- _Input_
◇ ◇ ◇ ◇
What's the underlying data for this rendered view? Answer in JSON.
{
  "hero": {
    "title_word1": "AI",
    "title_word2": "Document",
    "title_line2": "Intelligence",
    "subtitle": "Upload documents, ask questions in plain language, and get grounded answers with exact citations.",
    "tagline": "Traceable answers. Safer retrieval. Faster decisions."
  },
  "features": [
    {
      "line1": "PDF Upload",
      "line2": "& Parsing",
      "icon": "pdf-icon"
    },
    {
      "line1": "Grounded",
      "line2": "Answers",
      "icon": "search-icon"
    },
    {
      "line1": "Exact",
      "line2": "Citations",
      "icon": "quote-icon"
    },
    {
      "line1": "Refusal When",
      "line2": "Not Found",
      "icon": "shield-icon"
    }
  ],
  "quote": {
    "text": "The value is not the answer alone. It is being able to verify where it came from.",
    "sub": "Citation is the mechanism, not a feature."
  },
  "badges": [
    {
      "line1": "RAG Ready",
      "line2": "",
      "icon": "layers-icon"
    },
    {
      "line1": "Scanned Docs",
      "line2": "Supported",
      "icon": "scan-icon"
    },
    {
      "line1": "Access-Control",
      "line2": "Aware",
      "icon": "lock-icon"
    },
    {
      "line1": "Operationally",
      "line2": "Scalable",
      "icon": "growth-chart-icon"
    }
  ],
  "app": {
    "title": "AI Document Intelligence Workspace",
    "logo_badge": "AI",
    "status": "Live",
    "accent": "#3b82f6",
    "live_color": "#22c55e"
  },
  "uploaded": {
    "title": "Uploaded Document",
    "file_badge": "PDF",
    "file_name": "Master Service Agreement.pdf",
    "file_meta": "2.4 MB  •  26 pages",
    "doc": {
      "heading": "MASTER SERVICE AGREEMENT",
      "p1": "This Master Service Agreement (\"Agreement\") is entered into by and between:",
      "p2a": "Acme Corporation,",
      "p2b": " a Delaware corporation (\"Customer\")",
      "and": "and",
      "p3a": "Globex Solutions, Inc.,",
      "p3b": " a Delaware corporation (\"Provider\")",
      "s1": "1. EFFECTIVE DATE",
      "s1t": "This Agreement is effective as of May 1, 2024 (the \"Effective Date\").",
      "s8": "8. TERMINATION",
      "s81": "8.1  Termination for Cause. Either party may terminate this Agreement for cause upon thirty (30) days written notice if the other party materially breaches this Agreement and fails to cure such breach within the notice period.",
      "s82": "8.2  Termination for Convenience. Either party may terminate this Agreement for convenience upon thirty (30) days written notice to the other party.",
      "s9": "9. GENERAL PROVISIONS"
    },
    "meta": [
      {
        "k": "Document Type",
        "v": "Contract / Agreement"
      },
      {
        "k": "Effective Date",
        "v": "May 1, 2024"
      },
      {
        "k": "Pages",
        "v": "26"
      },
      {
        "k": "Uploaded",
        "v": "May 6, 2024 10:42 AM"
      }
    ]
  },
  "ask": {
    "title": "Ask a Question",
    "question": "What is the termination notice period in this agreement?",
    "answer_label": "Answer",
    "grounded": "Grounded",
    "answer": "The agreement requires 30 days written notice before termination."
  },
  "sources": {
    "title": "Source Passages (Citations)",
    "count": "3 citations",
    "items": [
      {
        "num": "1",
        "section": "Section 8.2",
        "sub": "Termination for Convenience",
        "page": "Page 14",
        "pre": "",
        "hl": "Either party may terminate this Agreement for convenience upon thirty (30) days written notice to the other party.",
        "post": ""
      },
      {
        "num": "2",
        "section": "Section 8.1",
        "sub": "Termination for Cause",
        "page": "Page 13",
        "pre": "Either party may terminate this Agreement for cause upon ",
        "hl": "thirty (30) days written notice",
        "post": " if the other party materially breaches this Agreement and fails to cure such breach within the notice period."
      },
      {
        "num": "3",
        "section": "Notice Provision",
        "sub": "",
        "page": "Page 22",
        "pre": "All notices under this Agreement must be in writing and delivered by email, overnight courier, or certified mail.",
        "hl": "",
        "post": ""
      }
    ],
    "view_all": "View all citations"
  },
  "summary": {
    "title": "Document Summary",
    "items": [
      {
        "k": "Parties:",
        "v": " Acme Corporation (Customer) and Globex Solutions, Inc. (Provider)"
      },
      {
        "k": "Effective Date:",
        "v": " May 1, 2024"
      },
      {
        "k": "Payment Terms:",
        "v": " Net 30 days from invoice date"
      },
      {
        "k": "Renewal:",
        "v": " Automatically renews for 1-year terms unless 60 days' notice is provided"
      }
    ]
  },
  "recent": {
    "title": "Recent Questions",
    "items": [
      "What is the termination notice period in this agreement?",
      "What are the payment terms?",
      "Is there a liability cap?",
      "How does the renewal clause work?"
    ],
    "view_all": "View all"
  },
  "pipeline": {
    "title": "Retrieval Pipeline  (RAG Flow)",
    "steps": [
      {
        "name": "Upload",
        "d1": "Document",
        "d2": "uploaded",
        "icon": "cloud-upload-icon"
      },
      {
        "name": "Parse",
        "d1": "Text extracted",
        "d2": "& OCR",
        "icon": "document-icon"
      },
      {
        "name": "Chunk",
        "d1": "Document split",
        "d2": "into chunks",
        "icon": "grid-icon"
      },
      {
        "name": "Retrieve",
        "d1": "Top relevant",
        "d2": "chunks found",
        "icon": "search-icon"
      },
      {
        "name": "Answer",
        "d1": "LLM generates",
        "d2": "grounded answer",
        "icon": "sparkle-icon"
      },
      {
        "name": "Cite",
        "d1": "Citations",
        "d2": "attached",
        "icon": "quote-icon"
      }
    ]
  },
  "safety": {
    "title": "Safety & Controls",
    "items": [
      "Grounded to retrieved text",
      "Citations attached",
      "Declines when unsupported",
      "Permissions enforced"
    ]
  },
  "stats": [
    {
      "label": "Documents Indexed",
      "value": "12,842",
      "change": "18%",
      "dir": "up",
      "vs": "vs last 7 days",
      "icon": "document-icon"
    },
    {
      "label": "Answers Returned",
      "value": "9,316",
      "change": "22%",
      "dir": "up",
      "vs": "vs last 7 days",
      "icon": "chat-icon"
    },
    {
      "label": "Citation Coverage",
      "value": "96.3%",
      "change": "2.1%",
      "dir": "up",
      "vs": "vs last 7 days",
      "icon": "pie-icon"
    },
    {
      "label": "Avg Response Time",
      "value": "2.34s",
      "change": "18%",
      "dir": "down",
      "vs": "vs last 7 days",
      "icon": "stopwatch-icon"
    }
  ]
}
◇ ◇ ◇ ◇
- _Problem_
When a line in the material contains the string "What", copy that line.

- _Answer to this task_
What's the underlying data for this rendered view? Answer in JSON.
    "question": "What is the termination notice period in this agreement?",
      "What is the termination notice period in this agreement?",
      "What are the payment terms?",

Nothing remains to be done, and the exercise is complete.